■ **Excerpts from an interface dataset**
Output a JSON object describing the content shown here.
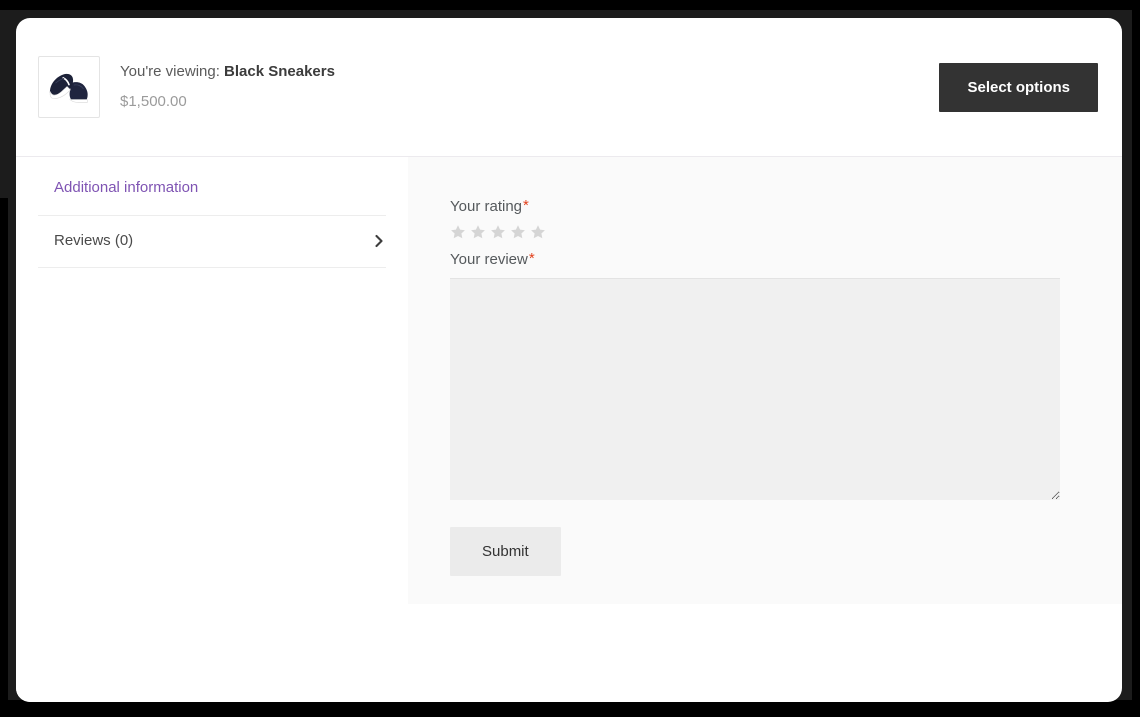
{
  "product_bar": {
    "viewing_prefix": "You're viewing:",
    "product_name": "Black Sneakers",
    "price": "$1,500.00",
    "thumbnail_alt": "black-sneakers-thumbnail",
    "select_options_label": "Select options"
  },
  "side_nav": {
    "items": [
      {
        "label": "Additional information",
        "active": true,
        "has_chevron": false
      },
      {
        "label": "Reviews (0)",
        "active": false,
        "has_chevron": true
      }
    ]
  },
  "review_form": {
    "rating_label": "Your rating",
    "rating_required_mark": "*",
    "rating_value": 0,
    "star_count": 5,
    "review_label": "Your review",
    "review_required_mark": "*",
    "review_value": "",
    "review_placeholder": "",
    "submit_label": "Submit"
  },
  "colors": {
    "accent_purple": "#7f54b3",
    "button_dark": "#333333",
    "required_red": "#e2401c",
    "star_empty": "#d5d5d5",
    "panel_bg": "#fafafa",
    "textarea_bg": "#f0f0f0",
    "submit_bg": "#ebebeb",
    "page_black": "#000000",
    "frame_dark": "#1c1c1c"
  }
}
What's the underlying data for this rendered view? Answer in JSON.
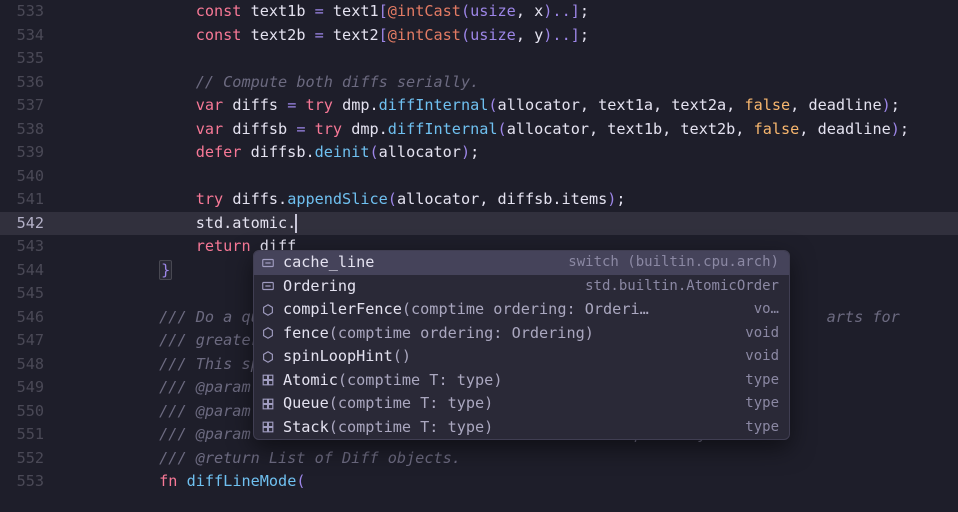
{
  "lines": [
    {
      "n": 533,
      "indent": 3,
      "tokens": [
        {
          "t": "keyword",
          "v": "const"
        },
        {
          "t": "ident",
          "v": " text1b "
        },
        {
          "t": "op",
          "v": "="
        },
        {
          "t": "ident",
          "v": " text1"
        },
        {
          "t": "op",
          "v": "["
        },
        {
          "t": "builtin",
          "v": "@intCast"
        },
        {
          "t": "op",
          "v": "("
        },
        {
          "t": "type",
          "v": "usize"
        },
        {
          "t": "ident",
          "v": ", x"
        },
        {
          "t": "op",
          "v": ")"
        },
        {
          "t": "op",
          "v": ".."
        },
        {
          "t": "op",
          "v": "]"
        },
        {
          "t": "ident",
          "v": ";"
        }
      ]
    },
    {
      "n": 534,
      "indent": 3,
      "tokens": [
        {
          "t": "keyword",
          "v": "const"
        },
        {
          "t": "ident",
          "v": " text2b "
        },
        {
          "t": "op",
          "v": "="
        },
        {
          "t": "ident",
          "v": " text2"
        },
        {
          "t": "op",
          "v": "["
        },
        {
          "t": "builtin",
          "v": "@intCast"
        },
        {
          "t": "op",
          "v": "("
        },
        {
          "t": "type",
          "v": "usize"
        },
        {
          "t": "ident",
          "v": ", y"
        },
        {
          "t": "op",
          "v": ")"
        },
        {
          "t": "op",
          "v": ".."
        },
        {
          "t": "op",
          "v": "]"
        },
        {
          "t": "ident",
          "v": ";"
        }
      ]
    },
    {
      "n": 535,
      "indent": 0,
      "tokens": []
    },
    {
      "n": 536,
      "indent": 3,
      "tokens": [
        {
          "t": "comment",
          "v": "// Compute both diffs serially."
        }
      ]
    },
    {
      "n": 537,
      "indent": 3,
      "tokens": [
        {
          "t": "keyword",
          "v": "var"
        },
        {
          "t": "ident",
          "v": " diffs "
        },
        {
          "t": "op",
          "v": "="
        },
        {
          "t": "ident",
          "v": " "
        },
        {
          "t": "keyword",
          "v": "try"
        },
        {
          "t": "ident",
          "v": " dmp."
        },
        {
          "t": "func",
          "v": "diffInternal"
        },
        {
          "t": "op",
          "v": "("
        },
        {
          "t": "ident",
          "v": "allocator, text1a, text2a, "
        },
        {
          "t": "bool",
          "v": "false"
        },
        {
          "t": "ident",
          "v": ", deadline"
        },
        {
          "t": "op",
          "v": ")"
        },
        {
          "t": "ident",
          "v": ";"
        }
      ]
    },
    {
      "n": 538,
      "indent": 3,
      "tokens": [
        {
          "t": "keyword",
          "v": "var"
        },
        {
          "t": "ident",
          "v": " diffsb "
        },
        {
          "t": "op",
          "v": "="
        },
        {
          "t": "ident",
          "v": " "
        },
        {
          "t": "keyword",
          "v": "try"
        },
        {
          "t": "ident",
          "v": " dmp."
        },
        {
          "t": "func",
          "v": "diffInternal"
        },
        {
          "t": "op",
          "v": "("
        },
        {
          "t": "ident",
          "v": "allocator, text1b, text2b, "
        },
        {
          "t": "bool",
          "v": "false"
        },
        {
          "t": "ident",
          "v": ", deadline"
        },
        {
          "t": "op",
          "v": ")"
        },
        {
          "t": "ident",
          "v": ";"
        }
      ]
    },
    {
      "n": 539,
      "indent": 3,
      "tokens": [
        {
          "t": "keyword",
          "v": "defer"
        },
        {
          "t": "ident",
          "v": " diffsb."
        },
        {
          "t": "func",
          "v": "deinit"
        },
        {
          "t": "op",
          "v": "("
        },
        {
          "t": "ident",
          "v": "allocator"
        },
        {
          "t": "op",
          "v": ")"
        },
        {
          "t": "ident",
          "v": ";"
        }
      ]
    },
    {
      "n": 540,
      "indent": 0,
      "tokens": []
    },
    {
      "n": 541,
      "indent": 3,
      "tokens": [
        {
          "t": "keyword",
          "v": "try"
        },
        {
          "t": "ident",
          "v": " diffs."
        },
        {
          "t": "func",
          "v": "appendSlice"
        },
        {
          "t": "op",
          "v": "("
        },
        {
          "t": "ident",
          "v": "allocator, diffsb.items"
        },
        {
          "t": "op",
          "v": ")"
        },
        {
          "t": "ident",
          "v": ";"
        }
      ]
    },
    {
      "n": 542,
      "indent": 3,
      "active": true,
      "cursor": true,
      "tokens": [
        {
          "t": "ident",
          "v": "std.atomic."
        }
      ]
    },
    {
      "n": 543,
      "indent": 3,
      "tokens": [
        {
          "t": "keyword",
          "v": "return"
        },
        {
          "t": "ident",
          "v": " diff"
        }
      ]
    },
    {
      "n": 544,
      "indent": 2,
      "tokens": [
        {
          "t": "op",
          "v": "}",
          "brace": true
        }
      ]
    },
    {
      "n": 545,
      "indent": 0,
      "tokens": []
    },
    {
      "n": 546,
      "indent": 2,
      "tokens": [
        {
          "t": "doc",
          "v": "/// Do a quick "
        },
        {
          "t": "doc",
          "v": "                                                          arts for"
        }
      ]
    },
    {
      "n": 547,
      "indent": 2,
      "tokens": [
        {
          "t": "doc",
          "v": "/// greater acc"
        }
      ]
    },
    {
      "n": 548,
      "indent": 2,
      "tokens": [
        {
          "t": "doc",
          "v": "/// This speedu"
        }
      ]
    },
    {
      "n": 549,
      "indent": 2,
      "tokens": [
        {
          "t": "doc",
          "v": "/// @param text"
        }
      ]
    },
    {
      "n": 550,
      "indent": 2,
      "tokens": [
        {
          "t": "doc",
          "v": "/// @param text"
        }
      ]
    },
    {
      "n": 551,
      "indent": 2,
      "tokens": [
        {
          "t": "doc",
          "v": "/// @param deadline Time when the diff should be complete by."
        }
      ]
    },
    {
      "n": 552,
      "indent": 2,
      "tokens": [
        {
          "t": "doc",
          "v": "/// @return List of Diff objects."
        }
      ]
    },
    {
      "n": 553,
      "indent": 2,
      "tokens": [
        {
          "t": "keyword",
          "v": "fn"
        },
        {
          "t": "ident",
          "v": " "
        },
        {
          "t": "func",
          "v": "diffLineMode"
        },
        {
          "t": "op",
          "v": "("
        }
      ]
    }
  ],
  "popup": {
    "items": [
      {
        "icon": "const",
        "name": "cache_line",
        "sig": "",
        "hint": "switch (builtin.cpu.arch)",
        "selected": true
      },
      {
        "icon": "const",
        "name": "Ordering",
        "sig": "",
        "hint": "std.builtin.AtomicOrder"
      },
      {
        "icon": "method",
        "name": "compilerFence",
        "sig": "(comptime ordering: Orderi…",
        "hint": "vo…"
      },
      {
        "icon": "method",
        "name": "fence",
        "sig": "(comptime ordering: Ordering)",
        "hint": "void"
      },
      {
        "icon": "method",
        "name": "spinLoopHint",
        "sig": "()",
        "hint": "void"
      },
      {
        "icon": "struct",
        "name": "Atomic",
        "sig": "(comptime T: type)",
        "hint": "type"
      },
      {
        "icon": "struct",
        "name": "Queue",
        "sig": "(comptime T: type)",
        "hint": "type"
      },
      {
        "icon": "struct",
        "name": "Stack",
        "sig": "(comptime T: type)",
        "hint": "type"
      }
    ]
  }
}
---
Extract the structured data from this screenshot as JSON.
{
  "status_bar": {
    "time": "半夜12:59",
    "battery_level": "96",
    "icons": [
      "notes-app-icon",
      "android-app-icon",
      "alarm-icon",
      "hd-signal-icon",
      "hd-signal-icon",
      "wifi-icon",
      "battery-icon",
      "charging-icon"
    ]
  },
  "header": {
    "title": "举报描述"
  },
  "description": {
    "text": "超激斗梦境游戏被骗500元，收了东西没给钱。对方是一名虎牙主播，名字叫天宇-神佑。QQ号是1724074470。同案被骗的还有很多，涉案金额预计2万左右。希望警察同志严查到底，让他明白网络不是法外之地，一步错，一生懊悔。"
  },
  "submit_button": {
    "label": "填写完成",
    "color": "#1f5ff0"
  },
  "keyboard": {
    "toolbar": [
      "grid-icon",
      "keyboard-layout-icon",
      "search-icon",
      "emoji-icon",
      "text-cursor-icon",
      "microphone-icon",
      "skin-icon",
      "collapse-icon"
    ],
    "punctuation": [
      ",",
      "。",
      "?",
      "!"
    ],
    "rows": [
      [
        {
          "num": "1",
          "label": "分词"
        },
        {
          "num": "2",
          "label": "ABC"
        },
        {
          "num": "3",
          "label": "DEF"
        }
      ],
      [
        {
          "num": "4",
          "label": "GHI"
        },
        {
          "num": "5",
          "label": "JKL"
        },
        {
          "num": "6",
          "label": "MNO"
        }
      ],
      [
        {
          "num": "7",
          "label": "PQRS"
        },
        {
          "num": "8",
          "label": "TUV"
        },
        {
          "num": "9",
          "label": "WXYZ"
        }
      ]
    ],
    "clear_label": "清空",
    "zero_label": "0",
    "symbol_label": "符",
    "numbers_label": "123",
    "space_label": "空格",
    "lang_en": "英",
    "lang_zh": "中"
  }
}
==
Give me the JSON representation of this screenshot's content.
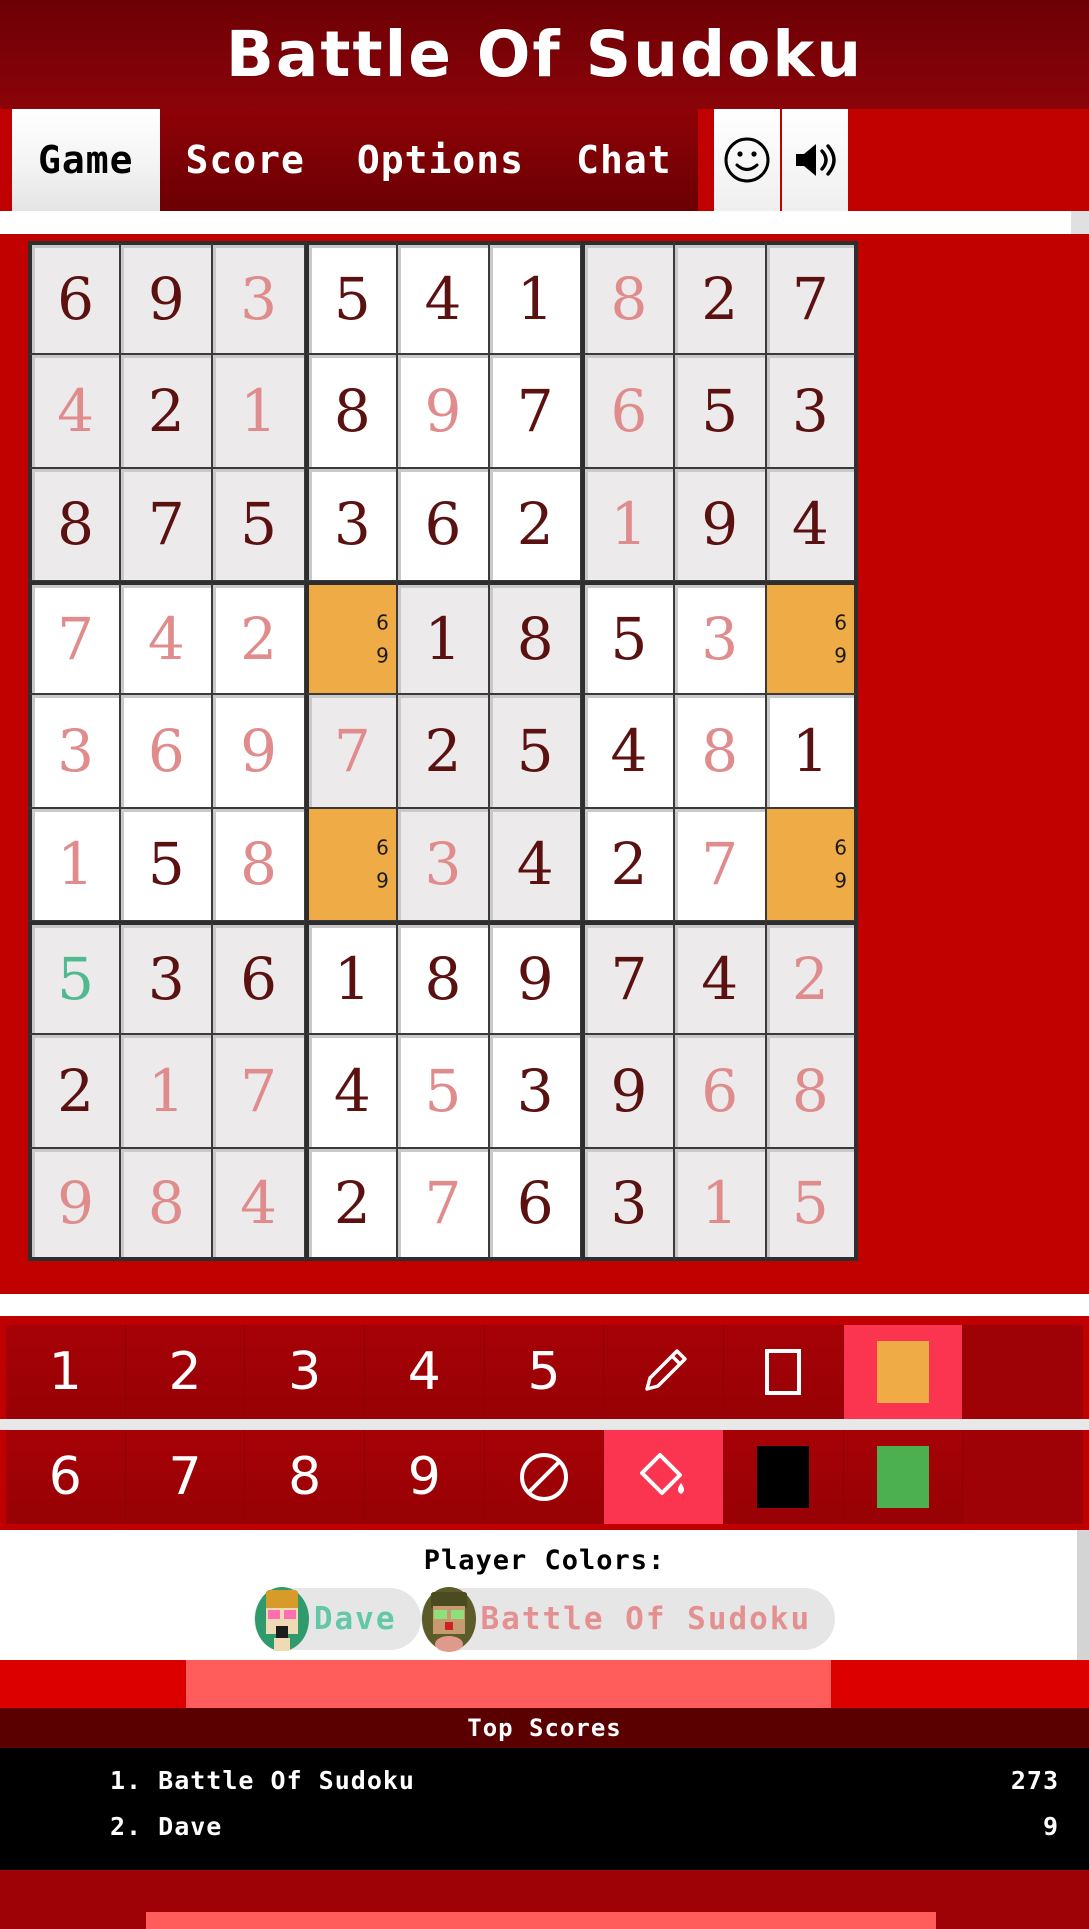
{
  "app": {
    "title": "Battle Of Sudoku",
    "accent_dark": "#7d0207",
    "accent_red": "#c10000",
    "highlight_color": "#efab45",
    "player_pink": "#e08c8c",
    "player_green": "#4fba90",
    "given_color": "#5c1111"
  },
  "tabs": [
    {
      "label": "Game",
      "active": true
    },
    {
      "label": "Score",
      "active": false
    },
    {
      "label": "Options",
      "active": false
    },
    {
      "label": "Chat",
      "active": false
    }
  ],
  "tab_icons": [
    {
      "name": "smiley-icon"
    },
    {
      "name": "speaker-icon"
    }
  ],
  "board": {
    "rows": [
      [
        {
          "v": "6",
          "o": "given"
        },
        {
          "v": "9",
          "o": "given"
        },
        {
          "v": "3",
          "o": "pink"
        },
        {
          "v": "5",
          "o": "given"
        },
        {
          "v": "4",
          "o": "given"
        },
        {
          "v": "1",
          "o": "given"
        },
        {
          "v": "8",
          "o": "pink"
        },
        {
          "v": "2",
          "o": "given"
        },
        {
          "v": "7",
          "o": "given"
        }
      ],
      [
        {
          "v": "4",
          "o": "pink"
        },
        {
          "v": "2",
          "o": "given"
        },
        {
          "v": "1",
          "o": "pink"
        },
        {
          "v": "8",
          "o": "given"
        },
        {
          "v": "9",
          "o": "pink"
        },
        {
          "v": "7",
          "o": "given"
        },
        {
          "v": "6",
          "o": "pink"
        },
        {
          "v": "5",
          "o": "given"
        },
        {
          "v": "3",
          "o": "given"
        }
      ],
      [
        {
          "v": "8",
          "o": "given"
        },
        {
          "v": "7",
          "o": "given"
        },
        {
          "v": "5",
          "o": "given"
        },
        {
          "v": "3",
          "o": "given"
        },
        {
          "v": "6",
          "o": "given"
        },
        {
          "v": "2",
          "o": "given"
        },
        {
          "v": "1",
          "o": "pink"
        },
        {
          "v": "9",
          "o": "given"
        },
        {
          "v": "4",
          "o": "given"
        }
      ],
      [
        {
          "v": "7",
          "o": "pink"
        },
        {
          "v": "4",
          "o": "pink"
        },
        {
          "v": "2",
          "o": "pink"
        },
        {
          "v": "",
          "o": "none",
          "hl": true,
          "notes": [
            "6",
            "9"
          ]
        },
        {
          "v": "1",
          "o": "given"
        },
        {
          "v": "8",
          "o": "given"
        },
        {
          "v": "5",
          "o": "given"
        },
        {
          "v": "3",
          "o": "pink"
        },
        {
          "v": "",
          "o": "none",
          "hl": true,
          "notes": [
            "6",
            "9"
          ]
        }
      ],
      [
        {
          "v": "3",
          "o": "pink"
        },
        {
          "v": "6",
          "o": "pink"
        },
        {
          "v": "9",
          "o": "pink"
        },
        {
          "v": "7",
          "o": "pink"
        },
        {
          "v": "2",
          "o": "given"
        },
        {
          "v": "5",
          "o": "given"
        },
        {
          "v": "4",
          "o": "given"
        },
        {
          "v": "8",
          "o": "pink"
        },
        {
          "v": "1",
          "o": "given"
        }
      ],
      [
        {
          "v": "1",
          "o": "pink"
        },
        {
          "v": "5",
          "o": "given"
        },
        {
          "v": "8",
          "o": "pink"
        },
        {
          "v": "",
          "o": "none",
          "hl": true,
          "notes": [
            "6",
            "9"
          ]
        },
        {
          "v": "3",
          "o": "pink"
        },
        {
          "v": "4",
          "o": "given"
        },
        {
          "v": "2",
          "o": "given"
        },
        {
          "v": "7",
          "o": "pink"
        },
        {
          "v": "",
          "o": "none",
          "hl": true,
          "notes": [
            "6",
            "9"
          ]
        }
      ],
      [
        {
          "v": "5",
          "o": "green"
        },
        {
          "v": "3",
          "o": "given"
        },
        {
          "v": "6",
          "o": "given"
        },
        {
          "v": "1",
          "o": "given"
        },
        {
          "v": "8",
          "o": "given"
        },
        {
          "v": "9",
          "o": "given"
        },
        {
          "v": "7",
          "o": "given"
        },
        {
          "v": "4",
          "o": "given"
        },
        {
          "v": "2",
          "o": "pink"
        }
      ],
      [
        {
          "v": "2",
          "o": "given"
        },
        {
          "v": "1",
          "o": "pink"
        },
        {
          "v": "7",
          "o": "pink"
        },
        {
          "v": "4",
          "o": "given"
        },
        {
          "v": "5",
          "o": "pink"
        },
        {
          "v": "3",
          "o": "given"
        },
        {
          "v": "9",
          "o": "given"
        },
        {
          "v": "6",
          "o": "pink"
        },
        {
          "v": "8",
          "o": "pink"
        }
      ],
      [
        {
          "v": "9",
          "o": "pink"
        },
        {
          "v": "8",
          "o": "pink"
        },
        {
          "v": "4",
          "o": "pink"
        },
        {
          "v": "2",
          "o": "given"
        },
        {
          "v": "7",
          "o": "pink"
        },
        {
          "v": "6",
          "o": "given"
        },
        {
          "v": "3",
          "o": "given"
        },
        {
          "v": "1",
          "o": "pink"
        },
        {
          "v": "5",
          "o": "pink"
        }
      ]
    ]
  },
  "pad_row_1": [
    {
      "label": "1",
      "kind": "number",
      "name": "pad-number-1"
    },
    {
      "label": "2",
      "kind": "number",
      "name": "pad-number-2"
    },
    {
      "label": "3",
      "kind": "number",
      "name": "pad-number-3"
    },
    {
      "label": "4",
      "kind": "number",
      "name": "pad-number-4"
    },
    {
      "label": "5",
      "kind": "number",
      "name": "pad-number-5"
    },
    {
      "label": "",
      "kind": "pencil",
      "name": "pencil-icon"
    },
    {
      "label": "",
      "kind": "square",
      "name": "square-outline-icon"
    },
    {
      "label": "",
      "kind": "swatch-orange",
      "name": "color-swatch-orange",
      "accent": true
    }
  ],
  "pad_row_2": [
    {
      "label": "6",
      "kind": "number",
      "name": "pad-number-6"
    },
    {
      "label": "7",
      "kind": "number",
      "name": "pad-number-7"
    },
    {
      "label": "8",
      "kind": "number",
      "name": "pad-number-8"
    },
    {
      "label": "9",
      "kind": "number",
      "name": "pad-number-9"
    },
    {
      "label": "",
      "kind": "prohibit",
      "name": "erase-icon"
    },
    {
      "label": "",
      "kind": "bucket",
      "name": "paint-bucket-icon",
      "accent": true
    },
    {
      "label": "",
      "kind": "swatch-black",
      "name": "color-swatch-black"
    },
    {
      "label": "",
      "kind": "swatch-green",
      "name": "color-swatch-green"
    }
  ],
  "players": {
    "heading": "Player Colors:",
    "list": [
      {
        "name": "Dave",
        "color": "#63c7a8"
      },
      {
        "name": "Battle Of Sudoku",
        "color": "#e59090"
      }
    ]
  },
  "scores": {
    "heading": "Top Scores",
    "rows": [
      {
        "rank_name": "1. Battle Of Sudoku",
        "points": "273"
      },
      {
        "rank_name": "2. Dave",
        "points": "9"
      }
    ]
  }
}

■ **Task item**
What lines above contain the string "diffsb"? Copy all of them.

■ **Solved problem**
          "v": " diffsb "
          "v": " diffsb."
          "v": "allocator, diffsb.items"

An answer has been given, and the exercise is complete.